at University of Illinois at Chicago
Hannah Green is a PhD student in the Program for Writers at the University of Illinois at Chicago. While a creative writer by nature, she’s a teacher at heart and enjoys teaching writing in all its forms including composition, professional, technical, and creative writing. Her research interests include the place of the asylum in narratives of mental illness, the literature of Southern Africa, and oral storytelling. Her creative writing appears both in print and online in places such as The Rumpus, PANK, and McSweeney's. Hannah is also the Editor-in-Chief of During Office Hours.
In our current, cultural landscape there are many divisive topics that individuals associate with while dismissing contrary perspectives. It is easy to disregard what someone else has to say when there is a gap in empathy and connectivity. The goal of this exercise, in dismantling, or “checking one’s privilege”, is to allow students to see what kind of advantages they may take for granted while overlooking some of the obstacles others may have to face on a daily basis.

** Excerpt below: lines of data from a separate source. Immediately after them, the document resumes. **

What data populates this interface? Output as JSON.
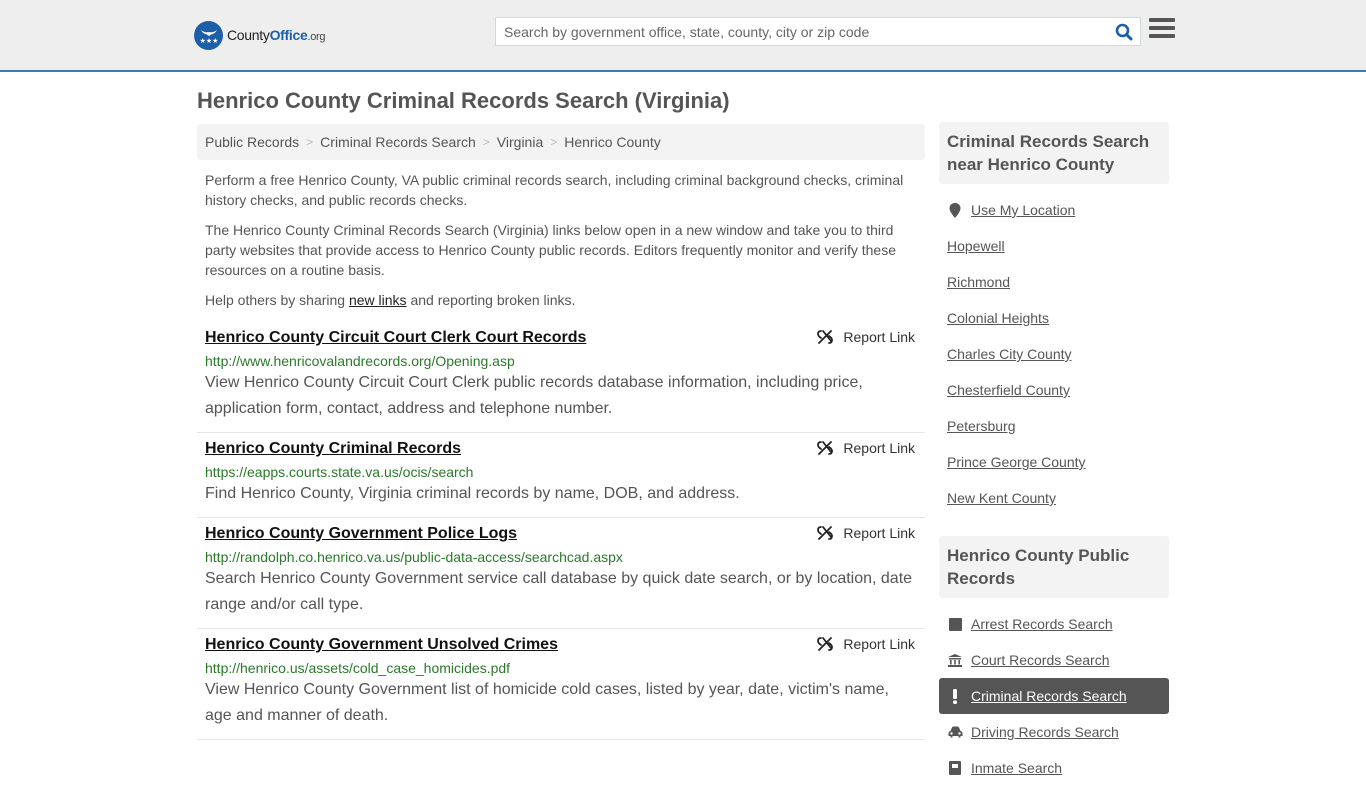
{
  "header": {
    "logo": {
      "prefix": "County",
      "brand": "Office",
      "tld": ".org"
    },
    "search": {
      "placeholder": "Search by government office, state, county, city or zip code",
      "value": ""
    },
    "search_icon": "search-icon",
    "menu_icon": "hamburger-menu-icon"
  },
  "page": {
    "title": "Henrico County Criminal Records Search (Virginia)"
  },
  "breadcrumb": [
    {
      "label": "Public Records"
    },
    {
      "label": "Criminal Records Search"
    },
    {
      "label": "Virginia"
    },
    {
      "label": "Henrico County"
    }
  ],
  "intro": {
    "p1": "Perform a free Henrico County, VA public criminal records search, including criminal background checks, criminal history checks, and public records checks.",
    "p2": "The Henrico County Criminal Records Search (Virginia) links below open in a new window and take you to third party websites that provide access to Henrico County public records. Editors frequently monitor and verify these resources on a routine basis.",
    "p3_before": "Help others by sharing ",
    "p3_link": "new links",
    "p3_after": " and reporting broken links."
  },
  "records": [
    {
      "title": "Henrico County Circuit Court Clerk Court Records",
      "url": "http://www.henricovalandrecords.org/Opening.asp",
      "description": "View Henrico County Circuit Court Clerk public records database information, including price, application form, contact, address and telephone number.",
      "report_label": "Report Link"
    },
    {
      "title": "Henrico County Criminal Records",
      "url": "https://eapps.courts.state.va.us/ocis/search",
      "description": "Find Henrico County, Virginia criminal records by name, DOB, and address.",
      "report_label": "Report Link"
    },
    {
      "title": "Henrico County Government Police Logs",
      "url": "http://randolph.co.henrico.va.us/public-data-access/searchcad.aspx",
      "description": "Search Henrico County Government service call database by quick date search, or by location, date range and/or call type.",
      "report_label": "Report Link"
    },
    {
      "title": "Henrico County Government Unsolved Crimes",
      "url": "http://henrico.us/assets/cold_case_homicides.pdf",
      "description": "View Henrico County Government list of homicide cold cases, listed by year, date, victim's name, age and manner of death.",
      "report_label": "Report Link"
    }
  ],
  "sidebar": {
    "near": {
      "heading": "Criminal Records Search near Henrico County",
      "use_location": "Use My Location",
      "items": [
        "Hopewell",
        "Richmond",
        "Colonial Heights",
        "Charles City County",
        "Chesterfield County",
        "Petersburg",
        "Prince George County",
        "New Kent County"
      ]
    },
    "public_records": {
      "heading": "Henrico County Public Records",
      "items": [
        {
          "label": "Arrest Records Search",
          "icon": "square-icon",
          "active": false
        },
        {
          "label": "Court Records Search",
          "icon": "courthouse-icon",
          "active": false
        },
        {
          "label": "Criminal Records Search",
          "icon": "exclamation-icon",
          "active": true
        },
        {
          "label": "Driving Records Search",
          "icon": "car-icon",
          "active": false
        },
        {
          "label": "Inmate Search",
          "icon": "inmate-icon",
          "active": false
        }
      ]
    }
  },
  "colors": {
    "brand_blue": "#1d5ea8",
    "header_border": "#3a7bb0",
    "url_green": "#2a7a2a",
    "active_bg": "#555555"
  }
}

There’s a lot of talk in teaching circles about feedback—how to give an appropriate amount that doesn’t overwhelm the student (or the teacher’s workload) and balances praise and constructive criticism. Finding praise is, of course, characterized by its very verb as the part where you have to strain yourself, what you include to soften the blow your critique.